"This is a hard cover, heavy tome of nearly 900 pages printed on good quality paper with many pertinent illustrations. It is a very good book crammed with accurate and useful information about diamond, including origin, crystallography, global occurrences, exploration and mining, cutting and polishing, grading and identification. It also discusses simulants and man-made diamonds. It is not written as a story to be read from cover to cover, but as a reference work with a fully descriptive gemmological text to be consulted for its specific topics, some of which are explored in greater scientific depth. The book contains 20 chapters divided into many sections discussing and explaining all aspects of diamonds from physical properties to mining methods and recovery in a plant, including descriptions of techniques, equipment and instruments used in measuring the properties of diamonds. The author took great care in presenting the correct terms for everything discussed. For instance she explains the different meaning of form and habit and why lonsdaleite is not a kind of diamond (type III diamond) but a different mineral. The chapter on colour discusses extensively the perception of colour while other chapters discuss colour enhancement treatments and recutting to enhance brilliance. The chapters on identification of natural diamond, simulants and synthetic diamond are very good. The wide range of topics discussed in this book makes it an eminent textbook and a handbook with practical tips for use in gemmology and in specific diamond courses and it could be considered the 'definitive' reference book on diamond."
"The Diamond Compendium" has been long in coming and was worth the wait. "Compendium" can be defined as a comprehensive compilation of a body of knowledge. This book with almost 900 pages, over 200 colour photographs and 150 illustrations and tables, more than qualifies as a comprehensive information source for Diamonds and all aspects of the diamond industry.
The subject of Diamonds is complex, diverse and evolving. The Diamond Compendium is written from a technical perspective but in language and format easily understood. When I was studying Gemmology with the Canadian Gemmological Association one of the required texts was the massive book from Robert Webster called "Gems". We referred to it as the Bible of Gemmology. "The Diamond Compendium" is in the same category.
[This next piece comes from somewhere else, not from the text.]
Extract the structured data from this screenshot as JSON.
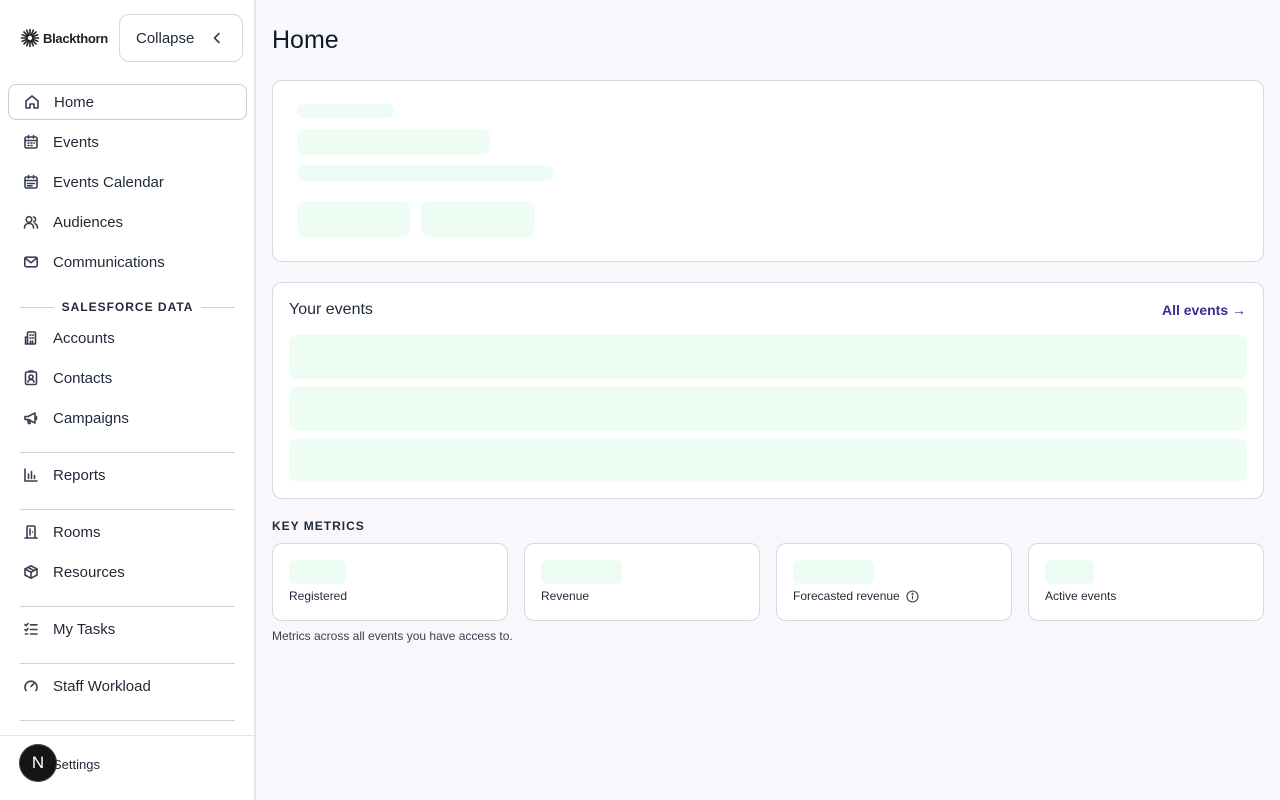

This is a must have book if you are in any way interested or involved in this fascinating Global Diamond Industry. The author deserves accolades from her peers for the effort it took to complete such a project as this. "The Diamond Compendium" is a resource that should become mandatory reading for those interested in the earth sciences and particularly Gemmology."